Surrounded by crystal clear waters, it is a paradise in the heart of the Mediterranean. Diving tourism in our country did not take its first tentative steps until the early 90s. The majority of diving centres and diving training centres are located in Crete, Corfu or Athens and Piraeus.
Generally speaking, Greek waters are among the most important archaeological sites in the world. In their depths lie sunken cities, prehistoric coastal settlements, a myriad collection of towers, shipwrecks, and ancient harbours. One of the most well-publicised and remarkable efforts to locate and discover shipwrecks in Greece was that conducted by the world-renowned French explorer Jacques Cousteau, with his famous ship, the “Calypso”.
In 1975 the Ministry of Foreign Affairs and the Greek Tourism Organisation invited Cousteau to Greece to shoot a series of documentary films entitled “Calypso’s Search for Atlantis”. Greek archaeologists and a multi-member research team from the newly established Institute of Marine Archaeology (HIMA) participated in the mission. Cousteau explored several areas of the world, and in Crete they included Heraklion, the islands of Dias and Pseira, Kavo Sidero and Agia Pelagia Bay. The findings of the mission were particularly important as they provided much information on the Neolithic period, the Archaic period, and reached as far the World War 2. Off the uninhabited island of Dias, opposite Heraklion, they found four ancient shipwrecks, Venetian anchors, and an underwater harbour 3000 years old.
One very important discovery was the “relic” of the French fleet’s second flagship “La Therese” which sank 344 years ago. The ship’s secrets remained sealed for centuries on the seabed until 1976 when Jacques Yves Cousteau and his group (including a number of Cretan divers) pulled up 129 everyday objects, as well as coins and ammunition (mostly shot). But what led to the identification of the “La Therese” was a bronze cannon bearing the emblem of Charles IX of France, and the personal belongings of the Duke de Navaille. Today the larger portion of these findings are housed in the Koules Fortress at Heraklion harbour and in the Historical Museum of Crete.
It should be noted that current legislation grants Greek Archaeological Service the ability to restrict access to every inch of Greek waters and to allow diving only at specific locations limited in area and number. Furthermore, according to the Article of the law pertaining to underwater area legal protection and management, the Hellenic Ephorate of Underwater Antiquities categorises any wreck of more than 50 years old as “historically significant”, and diving is forbidden within 300 meters of it.

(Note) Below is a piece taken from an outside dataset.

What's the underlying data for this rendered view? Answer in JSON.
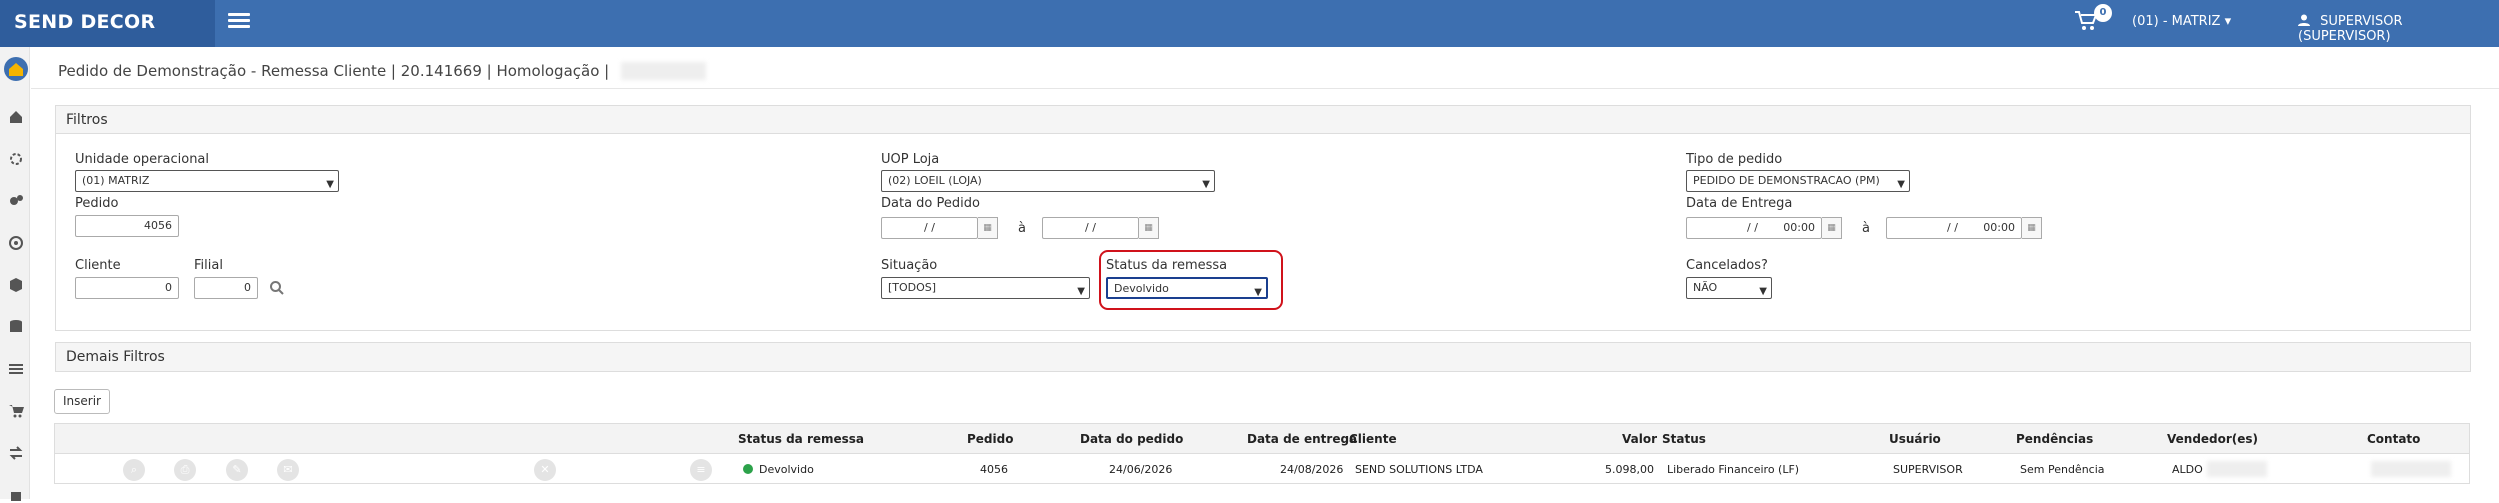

Most divers disagree with this decision, however, and have asked the Hellenic Ephorate of Underwater Antiquities to indicate which areas of the sea and the seabed specifically constitute archeological sites, leaving the rest free for exploration by devotees of the aquatic element and the life that lies hidden within it. Apart from these submerged cities, however, any ordinary swimmer can easily discover the beauty of the deep and its rich underwater life from almost any of the beaches of Crete.